Families make history with 1,000-day uninterrupted anti-PKK sit-in protest in eastern Turkiye

'Diyarbakir mothers are waging one of the largest and most powerful civil resistances to save their children,' says official.

Families make history with 1,000-day uninterrupted anti-PKK sit-in protest in eastern Turkiye

Mothers in Turkiye who marked the 1,000 day of an uninterrupted sit-in protest in the southeastern province of Diyarbakir are making history, the nation’s presidential communications director said Saturday.

"Diyarbakir mothers are waging one of the largest and most powerful civil resistances to save their children, who have been kidnapped and ensnared by the terror organization, PKK, from the swamp of terrorism," said Fahrettin Altun.

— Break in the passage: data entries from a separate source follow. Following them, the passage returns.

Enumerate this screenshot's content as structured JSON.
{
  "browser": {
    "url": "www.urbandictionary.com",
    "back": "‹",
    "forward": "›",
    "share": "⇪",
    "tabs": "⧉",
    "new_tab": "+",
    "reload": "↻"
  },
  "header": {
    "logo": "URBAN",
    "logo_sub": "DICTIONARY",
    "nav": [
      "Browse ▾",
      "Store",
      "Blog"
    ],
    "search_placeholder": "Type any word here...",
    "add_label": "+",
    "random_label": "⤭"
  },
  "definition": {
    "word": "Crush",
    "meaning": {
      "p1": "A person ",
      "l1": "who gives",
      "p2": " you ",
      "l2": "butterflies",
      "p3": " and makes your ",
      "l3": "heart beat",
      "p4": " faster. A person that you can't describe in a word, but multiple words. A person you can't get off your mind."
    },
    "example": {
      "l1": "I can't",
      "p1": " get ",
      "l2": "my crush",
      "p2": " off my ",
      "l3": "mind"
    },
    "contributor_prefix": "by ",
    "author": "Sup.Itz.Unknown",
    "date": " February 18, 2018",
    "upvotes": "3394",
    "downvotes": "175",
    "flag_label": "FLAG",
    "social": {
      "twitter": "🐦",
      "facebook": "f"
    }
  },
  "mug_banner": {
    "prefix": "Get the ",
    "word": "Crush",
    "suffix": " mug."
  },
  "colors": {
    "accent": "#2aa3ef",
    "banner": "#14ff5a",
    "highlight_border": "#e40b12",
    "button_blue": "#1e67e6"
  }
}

Altun addressed participants in a video message at the "A Societal Protest of the PKK’s Abduction of Children: Diyarbakir Mothers against the PKK Panel" held by Turkiye's Communications Directorate in the Hague, Netherlands.

"They are writing the story of valor that has withstood 1,000 days despite all the terrorist groups' threats and pressures and a blessed resistance that defies terrorism," Altun added.

Mothers have become the outcry of the conscience of the society, he said. "Theirs is the rightful revolt against terrorism of mothers who have been compelled to conceal their pain thus far; repressed, intimidated, and even silenced for 40 years as a result of the terrorist organization's brutality and persecution."

He highlighted the importance of the unity of mothers and said: "They have become the collective voice and conscience of our country's 83 million people."

Touching on the courage of the mothers for their children, he underlined that "35 families that have participated in children watch so far have been reunited with their children due to their escape from the organization and surrender to our security forces."

Sit-in reveals ‘true colors’ of PKK terror group

Meanwhile, stressing one of the significant contributions of the protest that is still going strong, Altun said: "This unprecedented children watch also contributed to revealing the true colors of the PKK terror organization, even beyond our borders.

"Thus, European politicians and journalists have seen the Diyarbakır mothers and witnessed the terror organization and its political extensions -- those so-called ‘freedom fighters’ -- in action and how they viewed the Kurdish population," he said.

Also, the director called on all NGOs, human rights defenders, activists, artists, intellectuals, journalists, and politicians to stand by Diyarbakir mothers.

"Everyone has a responsibility to support this resistance. It is incumbent upon citizens of all walks of life in our country to demonstrate their support for this non-political civil movement. We believe that international support for our cause must stem from faith in peace and democracy," he added.

In the fight against terror groups, including PKK/YPG and DHKP-C, and Fetullah Terrorist Organization (FETO), he said: "Turkiye expects genuine support and cooperation from friendly and allied countries."

Since Sept. 3, 2019, families, whose children have been abducted or forcibly recruited by the PKK terror group, have been camping outside the Diyarbakir offices of the Peoples’ Democratic Party (HDP), a party the Turkish government said has links to the PKK.

Demonstrations have since spread to other provinces, including Van, Mus, Sirnak and Hakkari.

In its more than 35-year terror campaign against Turkiye, the PKK -- listed as a terror organization by Turkiye, the US, and EU -- has been responsible for the deaths of 40,000 people, including women, children and infants.

FETO and its US-based leader Fetullah Gulen orchestrated the defeated coup of July 2016 in Turkiye, in which 251 people were killed and 2,734 injured.